◆ **WORK TO BE COMPLETED**: Could you count the lines in the entries beneath that hold the word "FastReport"? Respond with the number alone.

[MATERIAL SUPPLIED — start]

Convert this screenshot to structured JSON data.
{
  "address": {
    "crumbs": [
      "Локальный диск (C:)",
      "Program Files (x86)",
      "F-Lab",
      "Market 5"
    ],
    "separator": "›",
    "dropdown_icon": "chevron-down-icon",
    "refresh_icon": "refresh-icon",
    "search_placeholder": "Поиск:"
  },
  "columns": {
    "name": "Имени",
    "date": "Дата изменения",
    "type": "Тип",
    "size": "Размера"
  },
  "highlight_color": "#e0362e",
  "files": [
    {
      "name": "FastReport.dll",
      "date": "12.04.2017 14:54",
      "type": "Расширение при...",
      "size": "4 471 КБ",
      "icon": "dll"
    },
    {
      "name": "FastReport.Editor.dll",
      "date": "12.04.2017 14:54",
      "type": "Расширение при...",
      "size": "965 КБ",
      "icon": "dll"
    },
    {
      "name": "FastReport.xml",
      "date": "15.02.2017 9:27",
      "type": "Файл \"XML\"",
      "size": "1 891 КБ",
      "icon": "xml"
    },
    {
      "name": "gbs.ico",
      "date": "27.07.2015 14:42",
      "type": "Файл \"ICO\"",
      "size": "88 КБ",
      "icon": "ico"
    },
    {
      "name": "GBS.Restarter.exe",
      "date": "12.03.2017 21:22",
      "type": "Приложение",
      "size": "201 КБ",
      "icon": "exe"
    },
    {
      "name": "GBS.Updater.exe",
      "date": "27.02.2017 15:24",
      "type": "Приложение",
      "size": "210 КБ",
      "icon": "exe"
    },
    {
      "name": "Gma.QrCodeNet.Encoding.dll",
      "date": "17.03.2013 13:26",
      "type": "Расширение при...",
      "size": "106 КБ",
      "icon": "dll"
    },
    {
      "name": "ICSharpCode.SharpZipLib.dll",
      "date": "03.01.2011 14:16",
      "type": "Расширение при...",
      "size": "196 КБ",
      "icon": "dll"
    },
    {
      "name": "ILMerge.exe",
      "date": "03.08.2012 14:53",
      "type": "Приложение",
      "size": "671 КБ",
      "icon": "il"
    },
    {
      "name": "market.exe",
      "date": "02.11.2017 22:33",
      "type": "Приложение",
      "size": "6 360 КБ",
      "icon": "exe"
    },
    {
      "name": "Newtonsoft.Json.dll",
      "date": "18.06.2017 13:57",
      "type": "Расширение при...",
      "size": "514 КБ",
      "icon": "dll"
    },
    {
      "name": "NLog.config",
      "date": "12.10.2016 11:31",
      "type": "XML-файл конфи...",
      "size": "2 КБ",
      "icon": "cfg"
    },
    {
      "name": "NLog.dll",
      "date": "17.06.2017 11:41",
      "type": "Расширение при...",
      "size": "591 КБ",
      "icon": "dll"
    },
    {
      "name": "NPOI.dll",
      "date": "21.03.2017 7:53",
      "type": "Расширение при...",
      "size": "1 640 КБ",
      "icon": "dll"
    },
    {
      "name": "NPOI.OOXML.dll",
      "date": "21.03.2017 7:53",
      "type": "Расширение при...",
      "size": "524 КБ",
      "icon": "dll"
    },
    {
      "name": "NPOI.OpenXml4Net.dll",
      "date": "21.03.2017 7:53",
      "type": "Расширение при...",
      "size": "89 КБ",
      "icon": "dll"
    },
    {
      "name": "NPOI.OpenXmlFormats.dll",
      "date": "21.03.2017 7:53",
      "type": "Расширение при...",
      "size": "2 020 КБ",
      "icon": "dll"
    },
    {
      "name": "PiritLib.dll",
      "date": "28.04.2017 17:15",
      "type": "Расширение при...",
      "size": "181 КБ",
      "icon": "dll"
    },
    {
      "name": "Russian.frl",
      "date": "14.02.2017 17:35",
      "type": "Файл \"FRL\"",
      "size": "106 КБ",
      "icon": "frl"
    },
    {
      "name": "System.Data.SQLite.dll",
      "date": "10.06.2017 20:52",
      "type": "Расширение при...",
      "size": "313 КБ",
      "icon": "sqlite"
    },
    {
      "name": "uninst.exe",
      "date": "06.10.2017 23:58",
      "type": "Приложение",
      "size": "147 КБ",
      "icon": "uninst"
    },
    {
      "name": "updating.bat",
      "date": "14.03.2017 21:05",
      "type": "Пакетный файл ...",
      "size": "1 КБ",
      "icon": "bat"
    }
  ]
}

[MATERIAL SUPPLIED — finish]

◆ **ANSWER TO THIS PROBLEM**: 3